SeifAllah Rabie examines what's hindering the trickledown effect of economic growth
Amid last year's financial turmoil Egypt remained among the top recipients of foreign direct investment (FDI) inflows in the region, according to the World Investment Report issued by the UN Conference on Trade and Development (UNCTAD). The report is not the only vote of confidence. The International Financial Corporation has also recognised Egypt as one of the global top reformers in its latest "Doing Business Report". Moreover, the International Monetary Fund (IMF) stated that, "growth in Egypt has picked up steadily since 2004 making it one of the Middle East's fastest growing economies."
Yet the question remains: What is hindering the trickledown effect? Why aren't investments surpassing the borders of Cairo and Giza? Why is the amount of jobs created far less than the amount of issued capital? The Board of Trustees at the General Authority for Investment attempted to answer some of these questions through a study conducted under the title of "A Just Distribution of the Fruits of Growth" . The main goal of the study is to analyse the factors hindering the trickledown effect.

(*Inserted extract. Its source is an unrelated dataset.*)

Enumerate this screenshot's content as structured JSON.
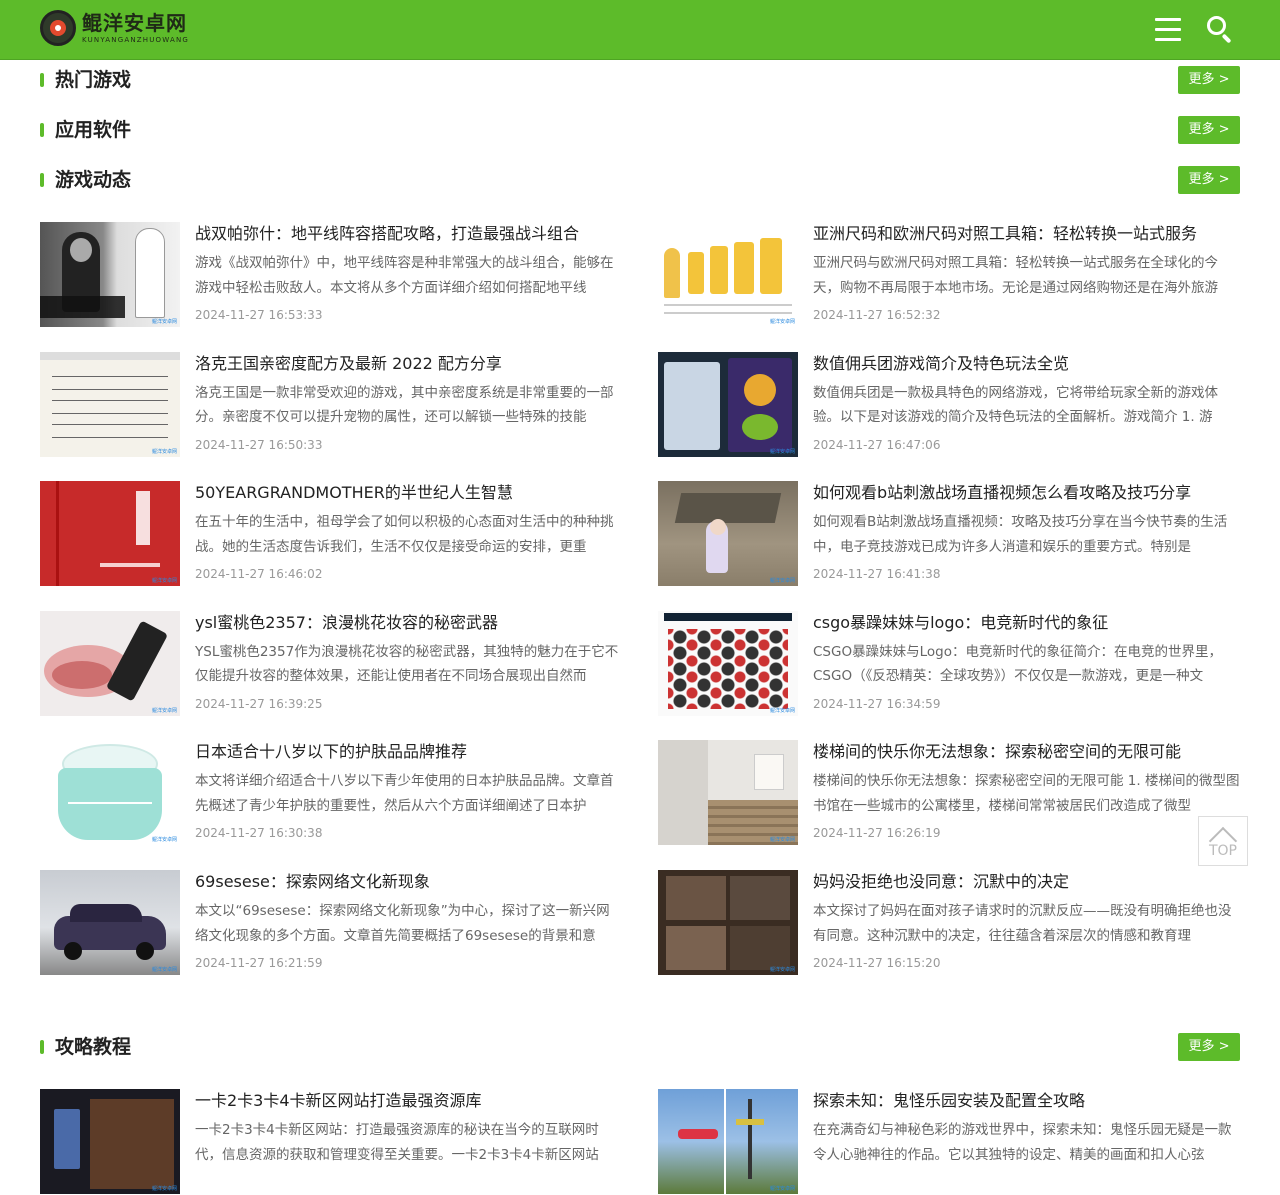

According to the findings of the study, one of the main problems facing the trickledown effect is the proportion of investment to the overall GDP, currently standing at below 19 per cent, and needing to reach at least 25 per cent in order to propel development in the real economy. The study further referred to the history of the inverse relationship between private and public investments. At peak times of public investment, their private counterparts declined immensely. This phenomenon was most apparent during the year 2001-2002, in which public investments increased strongly while private investments plunged 23.5 per cent. Both types of investment should complement rather than substitute one another, as a decline in public investments indicates deterioration in public services, and a fall in private investments is an indication of a stagnant business environment.
Another reason for the crippled trickledown effect is the distorted geographic distribution of investments. During the period from 2000-2007, 34 per cent and 30 per cent of new investments were concentrated in Cairo and Giza respectively. This saturation in only two governorates was a major obstacle to the extension of the fruits of FDI to the rest of Egypt.
The study further drew attention to a very important, yet often ignored, aspect in assessing the larger growth accounting framework, which is total factor productivity. It has been proven that economic growth achieved during the period from 1982-1983 to 2006-2007 was created solely through capital accumulation. Thus, real enhancement of total factor productivity, which will only occur through widespread job creation, was absent. In assessing the period from 2002-2003 to 2006-2007 we find that the petroleum and energy sector, a capital-intensive sector with minimal job creation, has attracted the largest amount of investments, constituting 28 per cent. However, investment in manufacturing and mining, which are labour-intensive industries, did not exceed 12.3 per cent for the same period.
Other reasons such as the rise of the informal sector and the scarcity of a well- educated labour force were mentioned. If only 10 per cent of the labour force is capable of working in the so-called modern economy while the rest are restricted to jobs with low levels of productivity, and hence lower salaries, then the trickledown effect will remain stunted. Even if the informal sector is capable of alleviating unemployment to some extent, it will yet fail to provide decent jobs that reap the fruits of growth and investment.
Mohamed Taymour, chairman of Pharos Holding for Financial Investments and the founder of the renowned financial services institution, EFG-Hermes, stated that the obstacles facing the trickledown effect of FDI and GDP growth rates were all expected and make perfect sense. A new investor would naturally choose to set his business in an area that is most developed in infrastructure, such as Cairo and Giza, and would most probably hire the skilled and educated labour that constitutes the minority of the workforce.
Does this mean that we shall see the fruits of growth and investment in the near future, especially given the latest developments in infrastructure? How much of a time span is needed for the trickledown effect to take place in a country governed by free market policies since the early 1990s? How can the government move the market into strategic sectors that would help in propelling advances in the real economy? All these are genuine questions that need to be asked not only of the government, but also of civil society and the rest of the economic "intelligentsia" in the country, including prominent scholars and research centres.
Society is unfortunately withdrawn in either cynicism or exaggerated optimism. Corporate executives and government officials are more likely to present doubling growth rates and FDI figures to magnify a success story void of any failures. On the other hand, the general public is growing cynical of numbers and is continuously suspecting their manipulation. In this issue particularly, it is important to understand that economic reform in Egypt is in need of immense efforts far beyond doubling GDP growth rates and FDI. Unless a clear strategy resulting from a comprehensive vision is adopted, the disparity in perceiving economic development between the elitist minority of executives and government officials on the one hand and the general public on the other hand will continue to widen.